(THE DATA begins)

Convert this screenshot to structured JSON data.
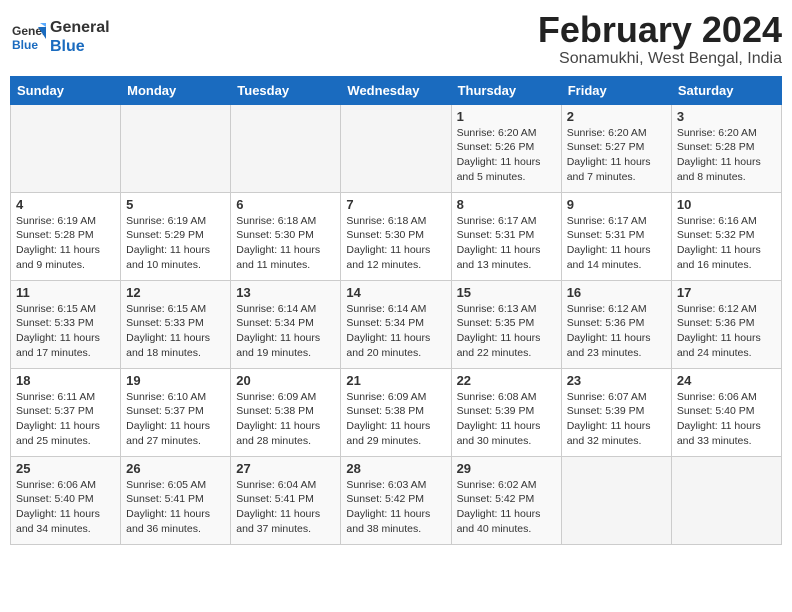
{
  "header": {
    "logo_line1": "General",
    "logo_line2": "Blue",
    "month_title": "February 2024",
    "location": "Sonamukhi, West Bengal, India"
  },
  "weekdays": [
    "Sunday",
    "Monday",
    "Tuesday",
    "Wednesday",
    "Thursday",
    "Friday",
    "Saturday"
  ],
  "weeks": [
    [
      {
        "day": "",
        "info": ""
      },
      {
        "day": "",
        "info": ""
      },
      {
        "day": "",
        "info": ""
      },
      {
        "day": "",
        "info": ""
      },
      {
        "day": "1",
        "info": "Sunrise: 6:20 AM\nSunset: 5:26 PM\nDaylight: 11 hours\nand 5 minutes."
      },
      {
        "day": "2",
        "info": "Sunrise: 6:20 AM\nSunset: 5:27 PM\nDaylight: 11 hours\nand 7 minutes."
      },
      {
        "day": "3",
        "info": "Sunrise: 6:20 AM\nSunset: 5:28 PM\nDaylight: 11 hours\nand 8 minutes."
      }
    ],
    [
      {
        "day": "4",
        "info": "Sunrise: 6:19 AM\nSunset: 5:28 PM\nDaylight: 11 hours\nand 9 minutes."
      },
      {
        "day": "5",
        "info": "Sunrise: 6:19 AM\nSunset: 5:29 PM\nDaylight: 11 hours\nand 10 minutes."
      },
      {
        "day": "6",
        "info": "Sunrise: 6:18 AM\nSunset: 5:30 PM\nDaylight: 11 hours\nand 11 minutes."
      },
      {
        "day": "7",
        "info": "Sunrise: 6:18 AM\nSunset: 5:30 PM\nDaylight: 11 hours\nand 12 minutes."
      },
      {
        "day": "8",
        "info": "Sunrise: 6:17 AM\nSunset: 5:31 PM\nDaylight: 11 hours\nand 13 minutes."
      },
      {
        "day": "9",
        "info": "Sunrise: 6:17 AM\nSunset: 5:31 PM\nDaylight: 11 hours\nand 14 minutes."
      },
      {
        "day": "10",
        "info": "Sunrise: 6:16 AM\nSunset: 5:32 PM\nDaylight: 11 hours\nand 16 minutes."
      }
    ],
    [
      {
        "day": "11",
        "info": "Sunrise: 6:15 AM\nSunset: 5:33 PM\nDaylight: 11 hours\nand 17 minutes."
      },
      {
        "day": "12",
        "info": "Sunrise: 6:15 AM\nSunset: 5:33 PM\nDaylight: 11 hours\nand 18 minutes."
      },
      {
        "day": "13",
        "info": "Sunrise: 6:14 AM\nSunset: 5:34 PM\nDaylight: 11 hours\nand 19 minutes."
      },
      {
        "day": "14",
        "info": "Sunrise: 6:14 AM\nSunset: 5:34 PM\nDaylight: 11 hours\nand 20 minutes."
      },
      {
        "day": "15",
        "info": "Sunrise: 6:13 AM\nSunset: 5:35 PM\nDaylight: 11 hours\nand 22 minutes."
      },
      {
        "day": "16",
        "info": "Sunrise: 6:12 AM\nSunset: 5:36 PM\nDaylight: 11 hours\nand 23 minutes."
      },
      {
        "day": "17",
        "info": "Sunrise: 6:12 AM\nSunset: 5:36 PM\nDaylight: 11 hours\nand 24 minutes."
      }
    ],
    [
      {
        "day": "18",
        "info": "Sunrise: 6:11 AM\nSunset: 5:37 PM\nDaylight: 11 hours\nand 25 minutes."
      },
      {
        "day": "19",
        "info": "Sunrise: 6:10 AM\nSunset: 5:37 PM\nDaylight: 11 hours\nand 27 minutes."
      },
      {
        "day": "20",
        "info": "Sunrise: 6:09 AM\nSunset: 5:38 PM\nDaylight: 11 hours\nand 28 minutes."
      },
      {
        "day": "21",
        "info": "Sunrise: 6:09 AM\nSunset: 5:38 PM\nDaylight: 11 hours\nand 29 minutes."
      },
      {
        "day": "22",
        "info": "Sunrise: 6:08 AM\nSunset: 5:39 PM\nDaylight: 11 hours\nand 30 minutes."
      },
      {
        "day": "23",
        "info": "Sunrise: 6:07 AM\nSunset: 5:39 PM\nDaylight: 11 hours\nand 32 minutes."
      },
      {
        "day": "24",
        "info": "Sunrise: 6:06 AM\nSunset: 5:40 PM\nDaylight: 11 hours\nand 33 minutes."
      }
    ],
    [
      {
        "day": "25",
        "info": "Sunrise: 6:06 AM\nSunset: 5:40 PM\nDaylight: 11 hours\nand 34 minutes."
      },
      {
        "day": "26",
        "info": "Sunrise: 6:05 AM\nSunset: 5:41 PM\nDaylight: 11 hours\nand 36 minutes."
      },
      {
        "day": "27",
        "info": "Sunrise: 6:04 AM\nSunset: 5:41 PM\nDaylight: 11 hours\nand 37 minutes."
      },
      {
        "day": "28",
        "info": "Sunrise: 6:03 AM\nSunset: 5:42 PM\nDaylight: 11 hours\nand 38 minutes."
      },
      {
        "day": "29",
        "info": "Sunrise: 6:02 AM\nSunset: 5:42 PM\nDaylight: 11 hours\nand 40 minutes."
      },
      {
        "day": "",
        "info": ""
      },
      {
        "day": "",
        "info": ""
      }
    ]
  ]
}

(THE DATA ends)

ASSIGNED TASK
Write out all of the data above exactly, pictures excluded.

TASK RESPONSE
Convert this screenshot to structured JSON data.
{
  "header": {
    "logo_line1": "General",
    "logo_line2": "Blue",
    "month_title": "February 2024",
    "location": "Sonamukhi, West Bengal, India"
  },
  "weekdays": [
    "Sunday",
    "Monday",
    "Tuesday",
    "Wednesday",
    "Thursday",
    "Friday",
    "Saturday"
  ],
  "weeks": [
    [
      {
        "day": "",
        "info": ""
      },
      {
        "day": "",
        "info": ""
      },
      {
        "day": "",
        "info": ""
      },
      {
        "day": "",
        "info": ""
      },
      {
        "day": "1",
        "info": "Sunrise: 6:20 AM\nSunset: 5:26 PM\nDaylight: 11 hours\nand 5 minutes."
      },
      {
        "day": "2",
        "info": "Sunrise: 6:20 AM\nSunset: 5:27 PM\nDaylight: 11 hours\nand 7 minutes."
      },
      {
        "day": "3",
        "info": "Sunrise: 6:20 AM\nSunset: 5:28 PM\nDaylight: 11 hours\nand 8 minutes."
      }
    ],
    [
      {
        "day": "4",
        "info": "Sunrise: 6:19 AM\nSunset: 5:28 PM\nDaylight: 11 hours\nand 9 minutes."
      },
      {
        "day": "5",
        "info": "Sunrise: 6:19 AM\nSunset: 5:29 PM\nDaylight: 11 hours\nand 10 minutes."
      },
      {
        "day": "6",
        "info": "Sunrise: 6:18 AM\nSunset: 5:30 PM\nDaylight: 11 hours\nand 11 minutes."
      },
      {
        "day": "7",
        "info": "Sunrise: 6:18 AM\nSunset: 5:30 PM\nDaylight: 11 hours\nand 12 minutes."
      },
      {
        "day": "8",
        "info": "Sunrise: 6:17 AM\nSunset: 5:31 PM\nDaylight: 11 hours\nand 13 minutes."
      },
      {
        "day": "9",
        "info": "Sunrise: 6:17 AM\nSunset: 5:31 PM\nDaylight: 11 hours\nand 14 minutes."
      },
      {
        "day": "10",
        "info": "Sunrise: 6:16 AM\nSunset: 5:32 PM\nDaylight: 11 hours\nand 16 minutes."
      }
    ],
    [
      {
        "day": "11",
        "info": "Sunrise: 6:15 AM\nSunset: 5:33 PM\nDaylight: 11 hours\nand 17 minutes."
      },
      {
        "day": "12",
        "info": "Sunrise: 6:15 AM\nSunset: 5:33 PM\nDaylight: 11 hours\nand 18 minutes."
      },
      {
        "day": "13",
        "info": "Sunrise: 6:14 AM\nSunset: 5:34 PM\nDaylight: 11 hours\nand 19 minutes."
      },
      {
        "day": "14",
        "info": "Sunrise: 6:14 AM\nSunset: 5:34 PM\nDaylight: 11 hours\nand 20 minutes."
      },
      {
        "day": "15",
        "info": "Sunrise: 6:13 AM\nSunset: 5:35 PM\nDaylight: 11 hours\nand 22 minutes."
      },
      {
        "day": "16",
        "info": "Sunrise: 6:12 AM\nSunset: 5:36 PM\nDaylight: 11 hours\nand 23 minutes."
      },
      {
        "day": "17",
        "info": "Sunrise: 6:12 AM\nSunset: 5:36 PM\nDaylight: 11 hours\nand 24 minutes."
      }
    ],
    [
      {
        "day": "18",
        "info": "Sunrise: 6:11 AM\nSunset: 5:37 PM\nDaylight: 11 hours\nand 25 minutes."
      },
      {
        "day": "19",
        "info": "Sunrise: 6:10 AM\nSunset: 5:37 PM\nDaylight: 11 hours\nand 27 minutes."
      },
      {
        "day": "20",
        "info": "Sunrise: 6:09 AM\nSunset: 5:38 PM\nDaylight: 11 hours\nand 28 minutes."
      },
      {
        "day": "21",
        "info": "Sunrise: 6:09 AM\nSunset: 5:38 PM\nDaylight: 11 hours\nand 29 minutes."
      },
      {
        "day": "22",
        "info": "Sunrise: 6:08 AM\nSunset: 5:39 PM\nDaylight: 11 hours\nand 30 minutes."
      },
      {
        "day": "23",
        "info": "Sunrise: 6:07 AM\nSunset: 5:39 PM\nDaylight: 11 hours\nand 32 minutes."
      },
      {
        "day": "24",
        "info": "Sunrise: 6:06 AM\nSunset: 5:40 PM\nDaylight: 11 hours\nand 33 minutes."
      }
    ],
    [
      {
        "day": "25",
        "info": "Sunrise: 6:06 AM\nSunset: 5:40 PM\nDaylight: 11 hours\nand 34 minutes."
      },
      {
        "day": "26",
        "info": "Sunrise: 6:05 AM\nSunset: 5:41 PM\nDaylight: 11 hours\nand 36 minutes."
      },
      {
        "day": "27",
        "info": "Sunrise: 6:04 AM\nSunset: 5:41 PM\nDaylight: 11 hours\nand 37 minutes."
      },
      {
        "day": "28",
        "info": "Sunrise: 6:03 AM\nSunset: 5:42 PM\nDaylight: 11 hours\nand 38 minutes."
      },
      {
        "day": "29",
        "info": "Sunrise: 6:02 AM\nSunset: 5:42 PM\nDaylight: 11 hours\nand 40 minutes."
      },
      {
        "day": "",
        "info": ""
      },
      {
        "day": "",
        "info": ""
      }
    ]
  ]
}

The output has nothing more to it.